Our general suspicion and lack of understanding of palliative care is also a function of feeling at least a bit misled. As illness progresses and just isn’t responding to whatever treatment we are getting, a difficult discussion is warranted, but none of us want to do so. This phenomenon is called a conspiracy of silence.
From the physician’s perspective, it takes too much time, makes us feel like failures, brings up many sad emotions, anger and even fear of litigation. The son or daughter from Seattle/Los Angeles/Boston will be on the phone later, angry and wanting to know why you’re giving up on Mom/Dad/Brother/Grandma.
From the patient’s point of view, it can be perceived as the doctor giving up on me.
Families often feel guilty that they are powerless to fix the situation and want to know that they tried everything, even if those interventions are likely ineffective.
Hospitals and consultants, under our current system, see profitable tests and treatments being stopped, with bona-fide reimbursement issues.
Hence the conspiracy of silence. This is a talk no one wants to have. It’s just easier to try another antibiotic, a little more diuretic, or some spot radiation therapy and let things get worse on their own.
If it’s hard to broach the concept of palliative care at such a juncture, imagine the knee-jerk response most people have when it is brought up early, even when someone is expected to get better and live for a long time. You think: What are they not telling me?
A Blessing in Disguise
The common sense solution is to focus on the goals of palliative care early in the diagnostic process, so they can guide the process rather than trail it. This leads to better care all the way through our illnesses. Such a discussion, as frightening as it seems on the surface, guides our life’s activities, not just our medical treatment.

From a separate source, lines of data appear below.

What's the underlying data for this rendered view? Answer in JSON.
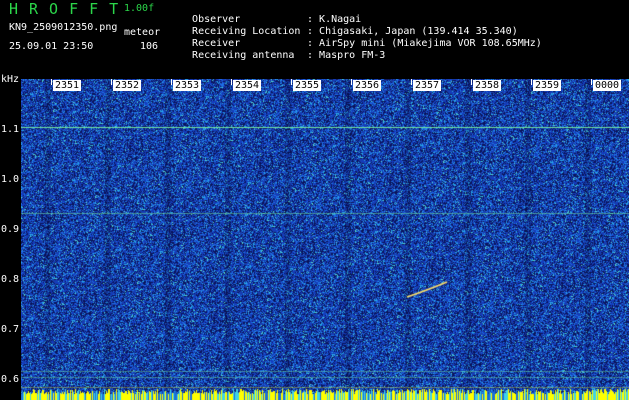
{
  "header": {
    "brand": "HROFFT",
    "version": "1.00f",
    "filename": "KN9_2509012350.png",
    "mode": "meteor",
    "datetime": "25.09.01 23:50",
    "count": "106"
  },
  "info": [
    {
      "label": "Observer",
      "value": "K.Nagai"
    },
    {
      "label": "Receiving Location",
      "value": "Chigasaki, Japan (139.414 35.340)"
    },
    {
      "label": "Receiver",
      "value": "AirSpy mini (Miakejima VOR 108.65MHz)"
    },
    {
      "label": "Receiving antenna",
      "value": "Maspro FM-3"
    }
  ],
  "axis": {
    "unit": "kHz",
    "y_ticks": [
      "1.1",
      "1.0",
      "0.9",
      "0.8",
      "0.7",
      "0.6"
    ],
    "time_labels": [
      "2351",
      "2352",
      "2353",
      "2354",
      "2355",
      "2356",
      "2357",
      "2358",
      "2359",
      "0000"
    ]
  },
  "colors": {
    "noise_bg": "#1a3fa8",
    "signal_line": "#6fe3a0",
    "meteor": "#ffe066",
    "baseline": "#ffff00"
  }
}
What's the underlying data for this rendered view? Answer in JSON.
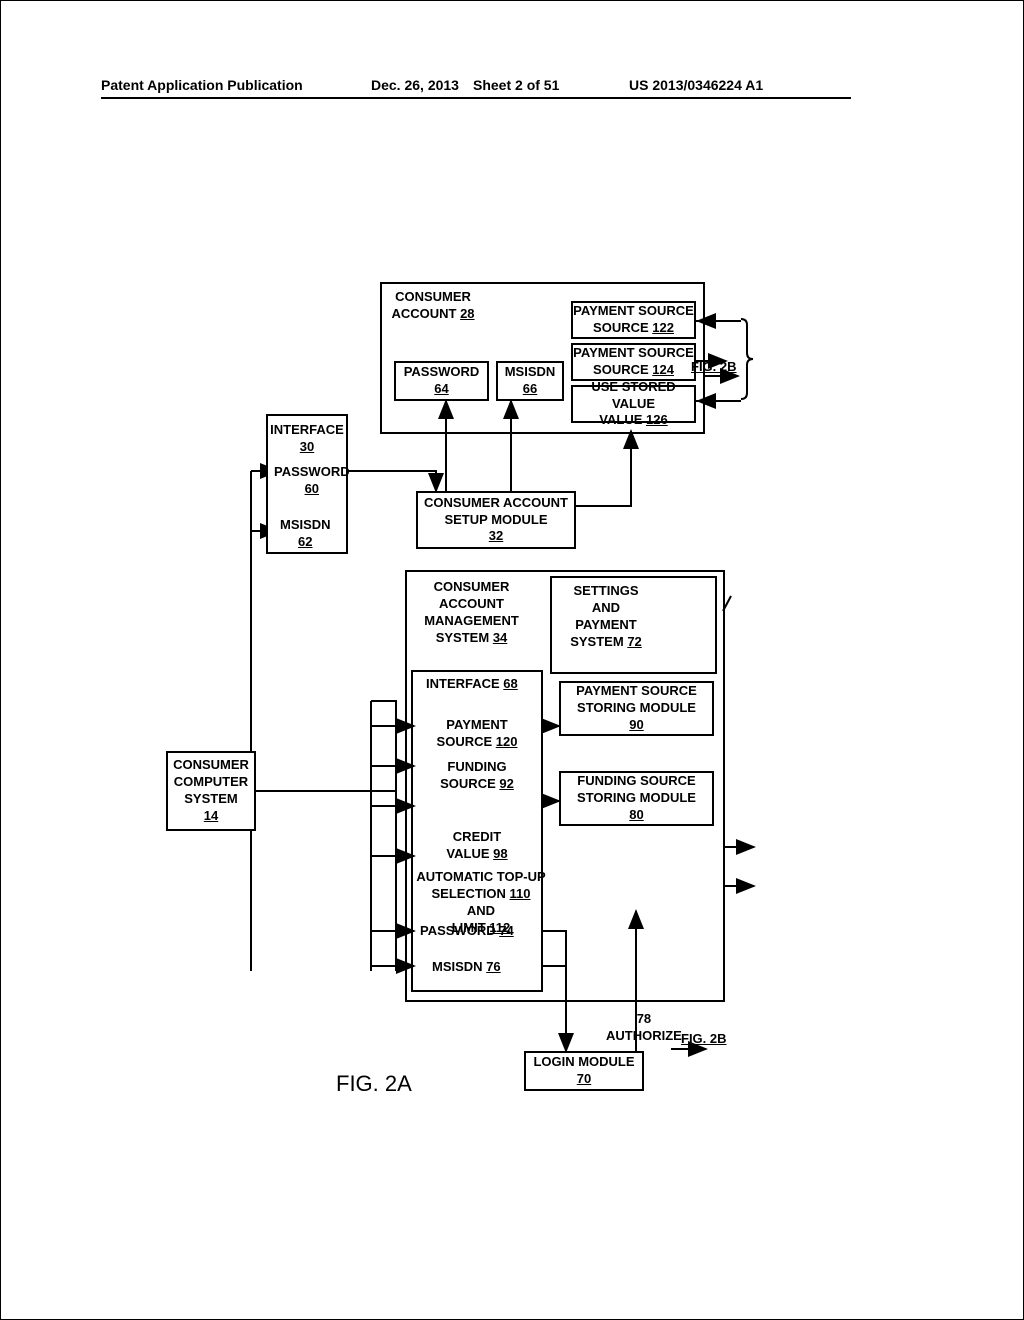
{
  "header": {
    "pub": "Patent Application Publication",
    "date": "Dec. 26, 2013",
    "sheet": "Sheet 2 of 51",
    "num": "US 2013/0346224 A1"
  },
  "boxes": {
    "consumer_account": {
      "label": "CONSUMER ACCOUNT",
      "ref": "28"
    },
    "password64": {
      "label": "PASSWORD",
      "ref": "64"
    },
    "msisdn66": {
      "label": "MSISDN",
      "ref": "66"
    },
    "payment122": {
      "label": "PAYMENT SOURCE",
      "ref": "122"
    },
    "payment124": {
      "label": "PAYMENT SOURCE",
      "ref": "124"
    },
    "use_stored126": {
      "label": "USE STORED VALUE",
      "ref": "126"
    },
    "interface30": {
      "label": "INTERFACE",
      "ref": "30"
    },
    "password60": {
      "label": "PASSWORD",
      "ref": "60"
    },
    "msisdn62": {
      "label": "MSISDN",
      "ref": "62"
    },
    "setup32": {
      "label": "CONSUMER ACCOUNT SETUP MODULE",
      "ref": "32"
    },
    "cams34": {
      "label": "CONSUMER ACCOUNT MANAGEMENT SYSTEM",
      "ref": "34"
    },
    "settings72": {
      "label": "SETTINGS AND PAYMENT SYSTEM",
      "ref": "72"
    },
    "interface68": {
      "label": "INTERFACE",
      "ref": "68"
    },
    "pss90": {
      "label": "PAYMENT SOURCE STORING MODULE",
      "ref": "90"
    },
    "payment120": {
      "label": "PAYMENT SOURCE",
      "ref": "120"
    },
    "funding92": {
      "label": "FUNDING SOURCE",
      "ref": "92"
    },
    "fss80": {
      "label": "FUNDING SOURCE STORING MODULE",
      "ref": "80"
    },
    "credit98": {
      "label": "CREDIT VALUE",
      "ref": "98"
    },
    "topup": {
      "label": "AUTOMATIC TOP-UP SELECTION",
      "ref": "110",
      "label2": "AND LIMIT",
      "ref2": "112"
    },
    "password74": {
      "label": "PASSWORD",
      "ref": "74"
    },
    "msisdn76": {
      "label": "MSISDN",
      "ref": "76"
    },
    "consumer14": {
      "label": "CONSUMER COMPUTER SYSTEM",
      "ref": "14"
    },
    "login70": {
      "label": "LOGIN MODULE",
      "ref": "70"
    },
    "authorize": {
      "label": "AUTHORIZE",
      "ref": "78"
    }
  },
  "figlabel": "FIG. 2A",
  "figref2b": "FIG. 2B"
}
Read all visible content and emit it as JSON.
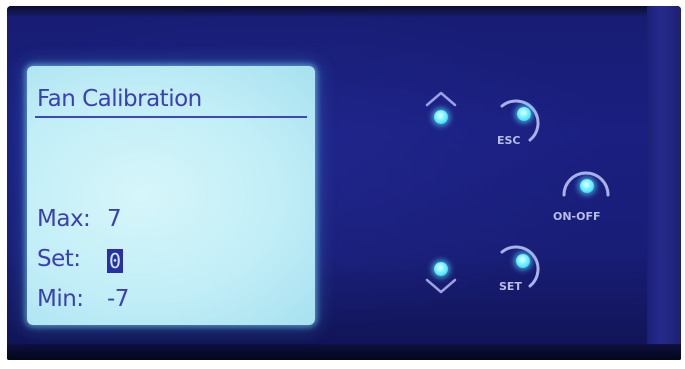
{
  "lcd": {
    "title": "Fan Calibration",
    "rows": [
      {
        "label": "Max:",
        "value": "7"
      },
      {
        "label": "Set:",
        "value": "0"
      },
      {
        "label": "Min:",
        "value": "-7"
      }
    ]
  },
  "buttons": {
    "esc_label": "ESC",
    "on_off_label": "ON-OFF",
    "set_label": "SET"
  },
  "colors": {
    "panel": "#1a1f80",
    "lcd_background": "#c2eef7",
    "lcd_text": "#3a3fb8",
    "led": "#6ff3ff"
  }
}
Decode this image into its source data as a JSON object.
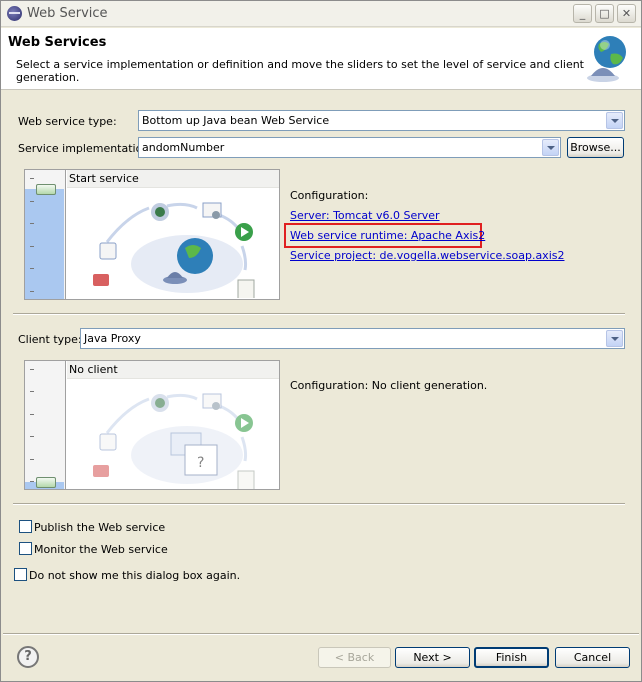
{
  "window": {
    "title": "Web Service",
    "minimize_glyph": "_",
    "maximize_glyph": "□",
    "close_glyph": "✕"
  },
  "header": {
    "title": "Web Services",
    "description": "Select a service implementation or definition and move the sliders to set the level of service and client generation."
  },
  "service": {
    "type_label": "Web service type:",
    "type_value": "Bottom up Java bean Web Service",
    "impl_label": "Service implementation:",
    "impl_value": "andomNumber",
    "browse_label": "Browse...",
    "slider_label": "Start service",
    "slider_level": 0.1,
    "config_label": "Configuration:",
    "server_link": "Server: Tomcat v6.0 Server",
    "runtime_link": "Web service runtime: Apache Axis2",
    "project_link": "Service project: de.vogella.webservice.soap.axis2"
  },
  "client": {
    "type_label": "Client type:",
    "type_value": "Java Proxy",
    "slider_label": "No client",
    "slider_level": 1.0,
    "config_text": "Configuration: No client generation."
  },
  "options": {
    "publish_label": "Publish the Web service",
    "publish_checked": false,
    "monitor_label": "Monitor the Web service",
    "monitor_checked": false,
    "dont_show_label": "Do not show me this dialog box again.",
    "dont_show_checked": false
  },
  "footer": {
    "help_glyph": "?",
    "back_label": "< Back",
    "next_label": "Next >",
    "finish_label": "Finish",
    "cancel_label": "Cancel"
  },
  "colors": {
    "accent": "#003c74",
    "link": "#0000cc",
    "highlight_box": "#e02020",
    "slider_fill": "#aac8f0"
  }
}
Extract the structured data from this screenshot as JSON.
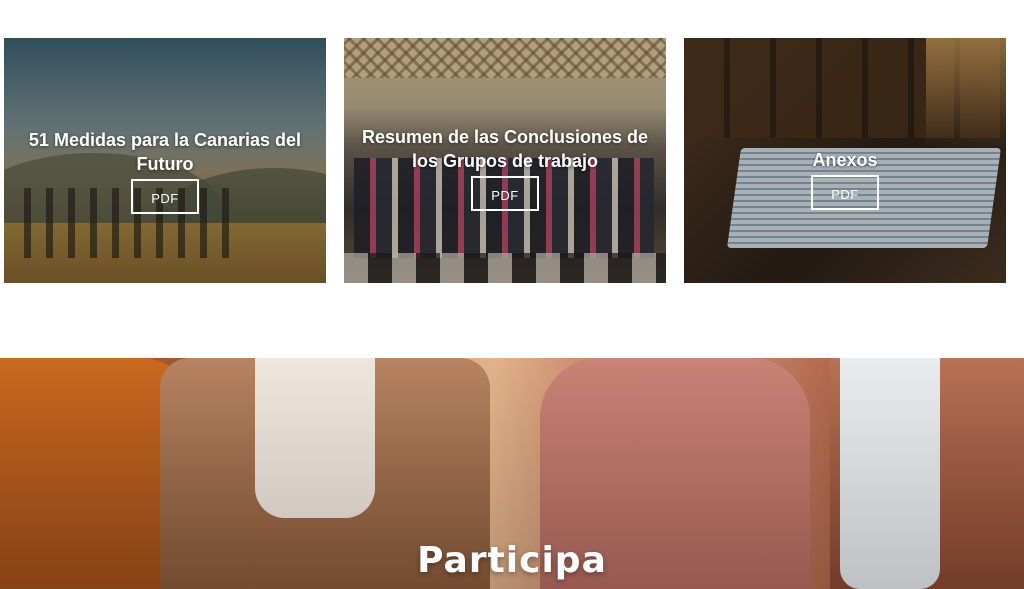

What could be more meaningful than a life well-lived, beyond merely improved medical care?
That insight, far from the Grandma’s Death Panels of recent political discourse, can open us up to making choices that enable us to live better, in sickness and in health.
Read Stewart Fleishman's book:
Learn to Live Through Cancer: What You Need to Know and Do